For Justin the FA means support and empowerment. When he came to SCCC, the faculty were coming to the end of the two-year salary freeze that the members voted to support in order to protect faculty jobs from being cut. It wasn’t lost on him that without that sacrifice, the position that he arrived to fill may not have existed. Justin was immediately impressed with the New Member Mentor Program. Always having someone that he could go to with questions that first year was comforting.

The FA has also extended a lot of professional opportunities to him, including most recently the chance to work with the new Conflict Mediation Program and to receive intensive training from an expert in negotiation, arbitration and conflict resolution. Justin believes that the FA is so good because of the people in the FA. He’s very appreciative of how much they’ve done for him.

For the future Justin is very excited to be expanding the program at the Eastern Campus by adding the Liberal Arts and Sciences: Social Sciences degree, which includes a history emphasis option. He is hopeful that this will allow the college to better identify and advise our students who want to be history majors and he’s eager to share his own experiences in the field with those students. Justin teaches one history course per semester for the honors program, and this semester he’s teaching an honors version of the Foundations of American History (HIS103) course for the first time. Justin is also filling in as honors coordinator while Adam Penna is on sabbatical.

With his own academic background and research, Justin would someday like to develop and teach a course on American foreign policy and international relations. He’s also interested in creating a course, likely a special topics offering, on baseball and American history. Justin feels that a lot of the major themes in modern American history can be studied through baseball, such as how industrialization and urbanization gave rise to professional teams and organized leagues; how American foreign policy, particularly in the western hemisphere, helped to grow baseball’s appeal in the Caribbean; and how Jim Crow and racism led to segregation and baseball’s color barrier.

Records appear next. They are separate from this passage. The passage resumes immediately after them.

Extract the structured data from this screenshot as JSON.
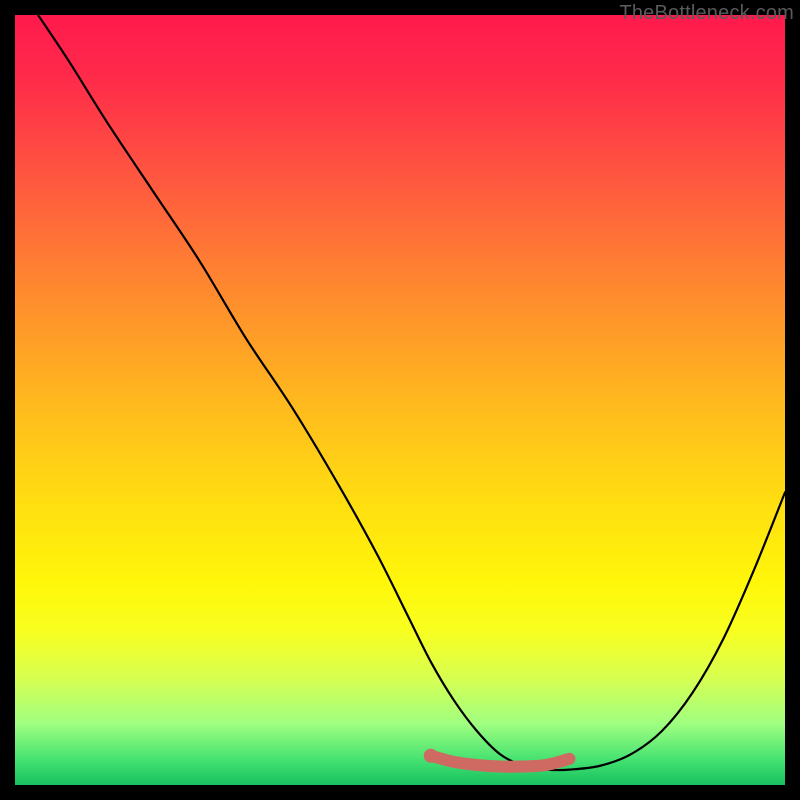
{
  "watermark": "TheBottleneck.com",
  "chart_data": {
    "type": "line",
    "title": "",
    "xlabel": "",
    "ylabel": "",
    "xlim": [
      0,
      100
    ],
    "ylim": [
      0,
      100
    ],
    "grid": false,
    "legend": false,
    "series": [
      {
        "name": "curve",
        "color": "#000000",
        "x": [
          3,
          7,
          12,
          18,
          24,
          30,
          36,
          42,
          47,
          51,
          54,
          57,
          60,
          63,
          66,
          69,
          72,
          76,
          80,
          84,
          88,
          92,
          96,
          100
        ],
        "y": [
          100,
          94,
          86,
          77,
          68,
          58,
          49,
          39,
          30,
          22,
          16,
          11,
          7,
          4,
          2.5,
          2,
          2,
          2.5,
          4,
          7,
          12,
          19,
          28,
          38
        ]
      },
      {
        "name": "highlight",
        "color": "#cf6a63",
        "x": [
          54,
          57,
          60,
          63,
          66,
          69,
          72
        ],
        "y": [
          3.8,
          3.0,
          2.6,
          2.4,
          2.4,
          2.6,
          3.4
        ]
      }
    ],
    "annotations": []
  }
}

As Yogi Berra once observed, baseball is ninety percent mental and the other half is physical; Justin Turner’s knowledge and enthusiasm for teaching will surely correct this equation for SCCC.